But in a way, I'm not surprised. If you read through my interview with him (FYI: the links there to WPO and his Lone Wolf Enterprises Ltd. no longer work) or just read through his list of accomplishments, you'll see that he had his hands full. Through his 56 years, he was a law enforcement officer, plumber, home-builder, writer, photographer and publisher. Probably a few other things.
I learned about his death, which occurred on March 18 of this year, via an update to his profile at Linked-In, an online business networking community. In the update signed by his daughter, Afton Sinclair, she said the services of Lone Wolf Enterprises have been folded into a new venture, Wolf Pack Publishing, that she is operating.

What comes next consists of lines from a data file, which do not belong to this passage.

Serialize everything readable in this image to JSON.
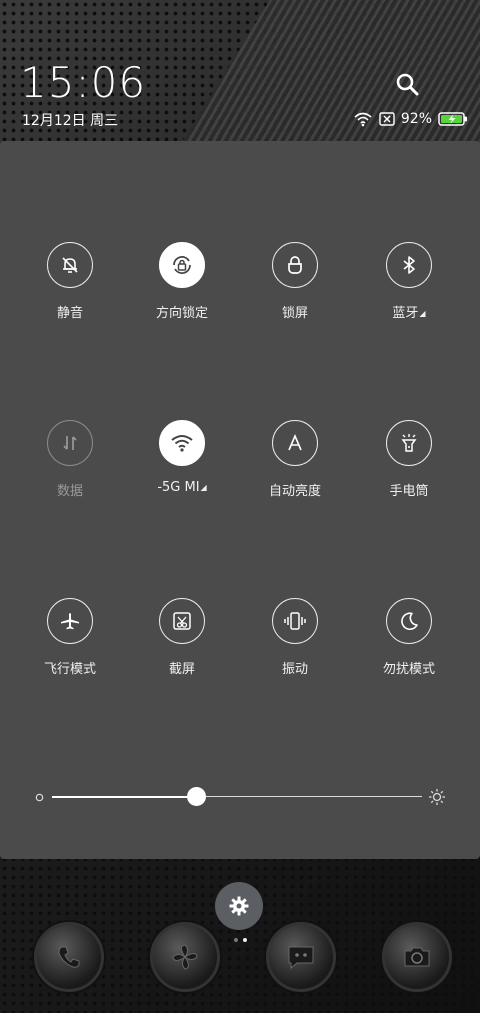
{
  "status": {
    "time": "15:06",
    "date": "12月12日 周三",
    "battery": "92%"
  },
  "tiles": [
    {
      "label": "静音",
      "icon": "bell-off-icon",
      "state": "off-outline"
    },
    {
      "label": "方向锁定",
      "icon": "rotation-lock-icon",
      "state": "on"
    },
    {
      "label": "锁屏",
      "icon": "lock-icon",
      "state": "off-outline"
    },
    {
      "label": "蓝牙",
      "icon": "bluetooth-icon",
      "state": "off-outline",
      "expand": "◢"
    },
    {
      "label": "数据",
      "icon": "mobile-data-icon",
      "state": "disabled"
    },
    {
      "label": "-5G MI",
      "icon": "wifi-icon",
      "state": "on",
      "expand": "◢"
    },
    {
      "label": "自动亮度",
      "icon": "auto-brightness-icon",
      "state": "off-outline"
    },
    {
      "label": "手电筒",
      "icon": "flashlight-icon",
      "state": "off-outline"
    },
    {
      "label": "飞行模式",
      "icon": "airplane-icon",
      "state": "off-outline"
    },
    {
      "label": "截屏",
      "icon": "screenshot-icon",
      "state": "off-outline"
    },
    {
      "label": "振动",
      "icon": "vibrate-icon",
      "state": "off-outline"
    },
    {
      "label": "勿扰模式",
      "icon": "moon-icon",
      "state": "off-outline"
    }
  ],
  "brightness": {
    "level": 0.39
  },
  "dock": {
    "apps": [
      "phone-icon",
      "app-icon",
      "messages-icon",
      "camera-icon"
    ],
    "page": 2,
    "pages": 2
  }
}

In a brief email she sent to me in response to a note of condolence to her, Afton said a lot of information in the Photo Potpourri interview was used at her father's funeral. Knowing that helped take the edge off the sadness.